# [The problem]
Keep only the lines of the listing that include the word "plus", and copy them.

---*---

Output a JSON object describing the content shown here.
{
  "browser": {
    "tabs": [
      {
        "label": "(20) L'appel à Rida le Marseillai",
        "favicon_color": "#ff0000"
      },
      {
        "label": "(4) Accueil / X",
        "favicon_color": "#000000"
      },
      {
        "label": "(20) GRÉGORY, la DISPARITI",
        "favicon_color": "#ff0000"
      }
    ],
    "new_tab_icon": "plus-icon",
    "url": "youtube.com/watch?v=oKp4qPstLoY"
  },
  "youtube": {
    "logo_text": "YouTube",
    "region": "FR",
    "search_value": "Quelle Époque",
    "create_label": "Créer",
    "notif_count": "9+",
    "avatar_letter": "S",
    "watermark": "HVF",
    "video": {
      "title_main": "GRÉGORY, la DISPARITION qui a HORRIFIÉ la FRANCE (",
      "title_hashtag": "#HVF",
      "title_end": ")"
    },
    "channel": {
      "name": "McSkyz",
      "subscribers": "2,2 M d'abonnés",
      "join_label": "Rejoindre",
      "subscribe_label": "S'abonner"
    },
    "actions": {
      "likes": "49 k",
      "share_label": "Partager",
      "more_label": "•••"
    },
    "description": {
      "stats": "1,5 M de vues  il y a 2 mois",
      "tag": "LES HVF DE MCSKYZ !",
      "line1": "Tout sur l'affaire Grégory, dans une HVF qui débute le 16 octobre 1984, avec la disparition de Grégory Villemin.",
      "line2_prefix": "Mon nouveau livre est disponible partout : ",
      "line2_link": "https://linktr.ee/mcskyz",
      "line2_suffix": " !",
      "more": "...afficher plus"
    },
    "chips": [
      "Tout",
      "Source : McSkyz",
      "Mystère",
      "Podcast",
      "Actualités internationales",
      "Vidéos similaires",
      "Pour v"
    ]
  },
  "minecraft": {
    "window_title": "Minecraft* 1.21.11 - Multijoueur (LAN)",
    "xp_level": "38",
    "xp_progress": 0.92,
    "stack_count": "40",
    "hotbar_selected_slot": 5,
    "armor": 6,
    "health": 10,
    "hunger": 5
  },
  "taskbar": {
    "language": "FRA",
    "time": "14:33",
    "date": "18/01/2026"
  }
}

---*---

# [Your response]
    "new_tab_icon": "plus-icon",
      "more": "...afficher plus"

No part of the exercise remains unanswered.